The two remaining midget submarines were spotted as they made their way into the harbour. One was pursued and rammed by HMAS Yandra, which then followed up with an inconclusive depth-charge attack but was damaged in the process and forced to retire for repairs. This midget submarine was later repeatedly attacked by Royal Australian Navy (RAN) auxiliary patrol vessels Sea Mist, Steady Hour and Yarroma. When this disabled vessel was later recovered (see above), it was found the crew had shot themselves rather than surrender.
The other midget submarine was unsuccessfully fired upon by the cruiser USS Chicago and corvette HMAS Geelong. This midget submarine shortly after fired its two torpedoes at the Chicago but missed. One torpedo ran aground on Garden Island without exploding, while the other passed under a Dutch submarine and hit the sea wall where the RAN depot ship HMAS Kuttabul was moored.

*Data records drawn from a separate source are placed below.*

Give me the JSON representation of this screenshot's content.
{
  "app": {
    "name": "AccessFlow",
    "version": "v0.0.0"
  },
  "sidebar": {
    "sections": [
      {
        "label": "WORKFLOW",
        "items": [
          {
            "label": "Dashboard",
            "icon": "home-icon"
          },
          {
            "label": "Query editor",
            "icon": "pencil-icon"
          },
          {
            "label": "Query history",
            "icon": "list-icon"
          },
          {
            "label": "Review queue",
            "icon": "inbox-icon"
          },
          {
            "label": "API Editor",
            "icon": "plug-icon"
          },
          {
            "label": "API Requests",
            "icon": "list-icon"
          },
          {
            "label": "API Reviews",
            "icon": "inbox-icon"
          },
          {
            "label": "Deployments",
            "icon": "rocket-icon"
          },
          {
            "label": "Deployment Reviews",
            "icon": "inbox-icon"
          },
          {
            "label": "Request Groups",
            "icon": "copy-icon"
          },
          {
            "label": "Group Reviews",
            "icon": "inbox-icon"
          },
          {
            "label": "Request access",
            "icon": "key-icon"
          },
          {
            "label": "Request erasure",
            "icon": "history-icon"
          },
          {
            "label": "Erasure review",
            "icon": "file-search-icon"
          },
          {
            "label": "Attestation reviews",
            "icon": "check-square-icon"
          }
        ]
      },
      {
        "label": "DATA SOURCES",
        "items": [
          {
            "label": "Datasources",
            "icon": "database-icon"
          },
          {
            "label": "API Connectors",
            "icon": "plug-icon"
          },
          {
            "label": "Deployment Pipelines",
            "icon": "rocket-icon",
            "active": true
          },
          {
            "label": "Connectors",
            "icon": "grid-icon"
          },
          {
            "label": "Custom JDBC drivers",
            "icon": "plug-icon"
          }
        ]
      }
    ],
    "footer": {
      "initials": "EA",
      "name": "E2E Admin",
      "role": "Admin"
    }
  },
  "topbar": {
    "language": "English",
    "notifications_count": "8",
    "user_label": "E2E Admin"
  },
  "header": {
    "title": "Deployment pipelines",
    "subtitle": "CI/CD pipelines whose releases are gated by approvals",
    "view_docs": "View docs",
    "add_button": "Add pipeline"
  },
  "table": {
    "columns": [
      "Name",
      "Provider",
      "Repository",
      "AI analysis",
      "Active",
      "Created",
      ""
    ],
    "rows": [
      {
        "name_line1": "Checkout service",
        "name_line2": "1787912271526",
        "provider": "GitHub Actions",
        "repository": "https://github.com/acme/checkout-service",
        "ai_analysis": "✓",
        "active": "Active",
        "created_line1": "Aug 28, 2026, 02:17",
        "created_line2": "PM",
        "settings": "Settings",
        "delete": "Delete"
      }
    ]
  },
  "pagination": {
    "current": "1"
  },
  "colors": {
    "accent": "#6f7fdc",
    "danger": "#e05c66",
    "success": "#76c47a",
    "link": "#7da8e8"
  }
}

Nineteen Australian and two British naval personnel lost their lives when HMAS Kuttabul sank, and 10 other sailors were wounded.
The midget submarine responsible escaped from Sydney Harbour, but failed to rendezvous with its waiting ‘mother’ submarine.
All six Japanese submariners lost their lives in the attack on Sydney Harbour, and no significant Allied warship was destroyed in this attack.
The two midget submarines lost in Sydney Harbour were raised and both crews’ bodies were cremated at Sydney’s Eastern Suburbs Crematorium with full naval honours. Their ashes were repatriated to Japan through a neutral party.
A composite of these two recovered midget submarines was put on display and later toured around Australia to raise money for sailor’s charities. This composite was later installed at the Australian War Memorial in Canberra.
In 1968 the mother of one of the Japanese submariners travelled to Australia to visit the site of her son’s death. To commemorate her son’s memory she scattered cherry blossoms in the water where her son’s midget submarine had been found.
In November 2006 the final resting place of the missing Japanese midget submarine which escaped from Sydney Harbour was located by recreational scuba divers. This was on the seabed about five kilometres offshore of Sydney’s Northern Beaches near Bungan Head, Newport.
Most of the sailors killed aboard HMAS Kuttabul were interred at Rookwood cemetery in Sydney.
Eight of the casualties were interred in the Royal Australian Navy’s Church of England Naval Plot at Rookwood, while five were interred in the RAN’s Catholic Naval Plot at Rookwood. One sailor is interred at the Sydney War Cemetery, also located at Rookwood. Another was cremated and his details are recorded on Panel 1 of the NSW Cremation Memorial in Sydney.
Another was interred in a Jewish plot in Adelaide’s West Terrace and two others are also thought to have been returned to their home towns, one to the Footscray Cemetery in Melbourne, and another to the South Maitland (Kurri Kurri) Cemetery near Newcastle.
But what they all have in common is that they are cared for, in perpetuity, by the Australian Government through the Office of Australian War Graves, which is an ever present reminder of our enduring commitment as a member nation of the Commonwealth War Graves Commission.
Above: the partly submerged HMAS Kuttabul following the attack
Above: Funeral service for Kuttabul casualties
Above: Salvaging of midget submarine caught in boom net.